Neuroenhancement is the use of medical or technological interventions to improve cognitive or mental abilities. This can include things like prescription drugs, brain-computer interfaces, or other techniques designed to enhance mental performance.

The potential benefits of neuroenhancement are numerous. For example, it could be used to help people with cognitive impairments, such as those with Alzheimer’s disease or other forms of dementia, to improve their mental functioning. It could also be used to help healthy individuals to enhance their mental performance, such as by improving their memory, concentration, or problem-solving skills.

However, there are also some potential pitfalls to neuroenhancement. One concern is the possibility of unequal access to these technologies, leading to a divide between those who are able to enhance their mental abilities and those who are not.

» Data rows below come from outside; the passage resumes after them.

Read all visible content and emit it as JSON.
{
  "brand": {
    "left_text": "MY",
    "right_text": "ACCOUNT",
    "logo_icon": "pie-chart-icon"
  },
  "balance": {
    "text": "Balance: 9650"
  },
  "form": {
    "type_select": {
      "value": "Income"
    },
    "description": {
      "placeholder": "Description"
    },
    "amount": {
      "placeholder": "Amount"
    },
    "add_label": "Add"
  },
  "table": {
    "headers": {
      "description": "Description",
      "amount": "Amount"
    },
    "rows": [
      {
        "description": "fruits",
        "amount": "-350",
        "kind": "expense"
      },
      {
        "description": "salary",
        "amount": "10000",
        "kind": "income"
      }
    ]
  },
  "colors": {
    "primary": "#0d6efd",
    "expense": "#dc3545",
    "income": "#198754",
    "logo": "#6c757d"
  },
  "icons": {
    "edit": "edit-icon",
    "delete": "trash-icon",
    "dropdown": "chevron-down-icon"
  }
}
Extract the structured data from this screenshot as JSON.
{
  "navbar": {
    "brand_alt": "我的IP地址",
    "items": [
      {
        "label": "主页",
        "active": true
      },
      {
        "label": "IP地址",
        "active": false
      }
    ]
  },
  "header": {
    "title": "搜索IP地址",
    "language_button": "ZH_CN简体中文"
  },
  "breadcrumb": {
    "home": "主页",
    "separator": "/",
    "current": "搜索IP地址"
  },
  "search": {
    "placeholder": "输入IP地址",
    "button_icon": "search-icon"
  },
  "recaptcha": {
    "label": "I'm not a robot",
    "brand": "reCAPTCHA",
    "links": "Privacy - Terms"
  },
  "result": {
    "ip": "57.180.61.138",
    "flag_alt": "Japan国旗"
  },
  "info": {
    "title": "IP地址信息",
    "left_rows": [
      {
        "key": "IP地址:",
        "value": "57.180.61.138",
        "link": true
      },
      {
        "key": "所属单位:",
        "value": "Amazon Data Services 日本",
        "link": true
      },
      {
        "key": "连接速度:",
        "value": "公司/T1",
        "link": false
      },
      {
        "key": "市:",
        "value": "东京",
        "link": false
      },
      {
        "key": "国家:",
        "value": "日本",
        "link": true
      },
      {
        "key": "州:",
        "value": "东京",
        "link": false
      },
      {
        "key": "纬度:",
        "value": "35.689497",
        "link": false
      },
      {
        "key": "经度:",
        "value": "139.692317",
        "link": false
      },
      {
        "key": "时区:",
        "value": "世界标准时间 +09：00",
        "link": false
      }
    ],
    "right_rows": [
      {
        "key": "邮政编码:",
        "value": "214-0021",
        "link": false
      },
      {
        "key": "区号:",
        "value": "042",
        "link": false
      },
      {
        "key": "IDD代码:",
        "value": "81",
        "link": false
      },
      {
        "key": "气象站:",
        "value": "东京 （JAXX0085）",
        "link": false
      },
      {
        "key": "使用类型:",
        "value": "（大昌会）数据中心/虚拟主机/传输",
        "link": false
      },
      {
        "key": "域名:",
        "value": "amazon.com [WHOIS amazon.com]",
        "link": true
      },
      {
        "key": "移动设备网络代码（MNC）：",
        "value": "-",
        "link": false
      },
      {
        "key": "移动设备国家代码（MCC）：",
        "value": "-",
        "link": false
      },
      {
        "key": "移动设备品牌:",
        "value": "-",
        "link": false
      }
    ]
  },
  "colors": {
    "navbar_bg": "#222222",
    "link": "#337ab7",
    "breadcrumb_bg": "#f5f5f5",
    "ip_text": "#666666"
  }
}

This could create a “two-tier” society where those with access to neuroenhancement have an unfair advantage over those without.

Another potential pitfall is the ethical concerns surrounding neuroenhancement. For example, some people argue that using neuroenhancement technologies to improve mental abilities could be seen as “cheating” or unfair. In addition, there are concerns about the potential long-term effects of these technologies on the brain and on overall mental health.

Overall, neuroenhancement has the potential to greatly improve cognitive abilities and mental performance. However, it is important to carefully consider the potential risks and drawbacks of these technologies, and to use them responsibly.

Neuroenhancers are designed to boost various mental performances and/or monitor and record brain activity, with plenty of new applications in use or in development.

On the simple end of the spectrum, an Australian company’s “SmartCap” keeps workers alert with voice warnings and vibrations when it detects a decrease in brain activity. The “Muse” headband provides neurofeedback to help users manage stress and improve athletic performance. Another device monitors brain waves and delivers low-grade electric pulses to moderate differences between the sympathetic and parasympathetic nervous system.

Perhaps more ominously, the Chinese military and some industries are using the technology for “emotional surveillance” as a means of optimizing productivity.